This is only the ampitheatre. The ruins of the market complex sprawl out for about 2 blocks behind it.
After snapping some pics, I got into the time machine again (i.e. walked to a slightly different part of the city) and went into the Byzantine Haghia Sofia church. No, not the one in Istanbul. They’re just all called that around here.
The orange brickwork and massive doors are a real contrast to the apartment buildings around it.
Unlike many other Greek churches, it’s distinctly dark inside. Sure, it’s still as ornate as it possibly can be, but it’s dingy. Usually they tend to be light, bright and airy, but this one is evidently the exception that proves the rule. Still, I saw fancy chandeliers, intricate pulpits and candles galore, so I can’t really complain.
Now, I think, it’s time for some lunch. But I run into an old friend first.
That’s my homeboy Eleftherios Venizelos. I took an interest in him at university, so much so that they paid for me to come out to Greece and study him some more. He led Greece in an era of change, and doubled its territory and population. I found his personality fascinating, and the impact he has on the Greece of today is profound. Even in the tiniest town, you’ll find his name plastered in lights. Probably because without this charismatic Cretan, many of the fabulous Greek places we know today wouldn’t even be Greek without him. I doff my Cretan cap to you, sir.
I tore myself away from him because my stomach was getting angry with me. Last year, my friend Konstantinos took me to a place called Falafellas, and I was really craving those deep-fried chickpeas. After walking about a mile along Egnatia Odos (a famous Roman road, now paved over and one of the city’s main thoroughfares), I found a little place. Again, my Greek came in handy, and I am really patting myself on the back when I say I managed to get even further with my language skills. It’s all good for when I eventually move here.
The way to my heart is through my stomach. Thessaloniki has certainly made it there – its food scene is famous around Europe.
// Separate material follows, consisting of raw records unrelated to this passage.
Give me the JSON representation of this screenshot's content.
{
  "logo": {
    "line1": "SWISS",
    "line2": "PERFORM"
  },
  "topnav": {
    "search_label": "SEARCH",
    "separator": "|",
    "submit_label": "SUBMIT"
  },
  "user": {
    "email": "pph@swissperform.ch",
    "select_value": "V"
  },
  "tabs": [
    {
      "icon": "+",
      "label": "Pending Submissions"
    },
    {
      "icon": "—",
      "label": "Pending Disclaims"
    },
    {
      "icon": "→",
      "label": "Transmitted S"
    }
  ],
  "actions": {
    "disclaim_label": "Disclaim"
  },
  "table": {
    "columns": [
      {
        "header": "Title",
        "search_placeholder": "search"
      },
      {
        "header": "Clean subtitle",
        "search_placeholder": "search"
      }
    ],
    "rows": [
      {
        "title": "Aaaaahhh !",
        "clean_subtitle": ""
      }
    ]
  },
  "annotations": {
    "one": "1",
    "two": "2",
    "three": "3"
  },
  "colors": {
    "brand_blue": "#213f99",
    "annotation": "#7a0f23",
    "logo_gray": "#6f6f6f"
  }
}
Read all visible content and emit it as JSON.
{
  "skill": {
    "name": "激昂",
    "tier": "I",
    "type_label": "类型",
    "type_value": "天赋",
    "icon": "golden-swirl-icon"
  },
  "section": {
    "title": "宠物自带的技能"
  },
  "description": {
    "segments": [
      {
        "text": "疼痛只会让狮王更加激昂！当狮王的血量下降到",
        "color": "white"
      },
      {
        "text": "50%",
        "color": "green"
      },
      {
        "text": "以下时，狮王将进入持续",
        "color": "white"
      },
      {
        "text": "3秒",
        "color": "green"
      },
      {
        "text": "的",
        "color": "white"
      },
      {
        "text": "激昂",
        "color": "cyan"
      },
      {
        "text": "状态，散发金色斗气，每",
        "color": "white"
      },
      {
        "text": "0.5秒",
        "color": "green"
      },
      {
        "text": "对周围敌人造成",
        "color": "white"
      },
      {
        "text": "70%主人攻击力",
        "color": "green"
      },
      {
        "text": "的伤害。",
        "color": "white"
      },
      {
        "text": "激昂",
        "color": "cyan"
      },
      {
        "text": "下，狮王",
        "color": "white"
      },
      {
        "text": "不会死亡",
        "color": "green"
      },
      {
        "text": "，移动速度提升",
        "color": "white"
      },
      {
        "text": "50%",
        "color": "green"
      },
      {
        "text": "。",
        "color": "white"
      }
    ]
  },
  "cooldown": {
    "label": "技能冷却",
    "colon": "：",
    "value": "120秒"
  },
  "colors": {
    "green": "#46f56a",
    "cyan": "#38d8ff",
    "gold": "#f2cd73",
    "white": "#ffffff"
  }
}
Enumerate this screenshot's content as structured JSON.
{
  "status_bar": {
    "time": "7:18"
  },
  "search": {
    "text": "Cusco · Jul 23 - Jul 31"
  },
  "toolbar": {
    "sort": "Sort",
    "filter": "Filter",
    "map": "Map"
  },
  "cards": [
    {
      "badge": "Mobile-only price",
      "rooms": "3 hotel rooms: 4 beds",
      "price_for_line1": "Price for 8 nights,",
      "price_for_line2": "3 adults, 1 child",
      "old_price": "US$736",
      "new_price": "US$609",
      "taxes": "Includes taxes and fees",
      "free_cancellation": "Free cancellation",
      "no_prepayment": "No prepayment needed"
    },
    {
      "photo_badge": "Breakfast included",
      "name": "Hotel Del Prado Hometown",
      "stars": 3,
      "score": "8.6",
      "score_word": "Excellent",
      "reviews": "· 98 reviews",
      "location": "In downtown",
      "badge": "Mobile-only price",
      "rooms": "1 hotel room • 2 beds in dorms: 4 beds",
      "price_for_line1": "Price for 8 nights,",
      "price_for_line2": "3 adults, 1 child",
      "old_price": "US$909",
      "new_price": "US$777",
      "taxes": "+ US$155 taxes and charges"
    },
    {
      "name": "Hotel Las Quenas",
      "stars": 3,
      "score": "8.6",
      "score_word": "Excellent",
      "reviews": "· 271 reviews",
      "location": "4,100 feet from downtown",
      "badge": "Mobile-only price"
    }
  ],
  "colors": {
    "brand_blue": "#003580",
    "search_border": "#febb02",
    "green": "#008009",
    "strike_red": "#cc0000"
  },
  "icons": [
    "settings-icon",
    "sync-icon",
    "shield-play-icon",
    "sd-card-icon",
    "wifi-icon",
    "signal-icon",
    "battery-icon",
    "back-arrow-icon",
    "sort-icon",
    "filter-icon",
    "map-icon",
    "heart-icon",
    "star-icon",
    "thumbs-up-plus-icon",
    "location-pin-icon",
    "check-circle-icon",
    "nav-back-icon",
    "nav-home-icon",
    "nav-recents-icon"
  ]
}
Last but not least, I thought I would check out the Jewish district, since this is the only city in Europe where Jews were once a majority of the population. They even had their own language. Sadly, much of the district burned down in a fire in 1917, meaning that all that remains are modern buildings like any other. The Jewish community was also slaughtered in World War 2, when many Greek Jews were sent to concentration camps by the Nazis. I wanted to look round the Jewish museum, but sadly didn’t find the time.
Thus ended my historical walk round Thessaloniki. 15,000 steps later, I’m currently slumped on the sofa for a siesta, but I’m excited to go out again – maybe to one of those lovely bars I was talking about. Or maybe to an ice cream parlour. Only time will tell.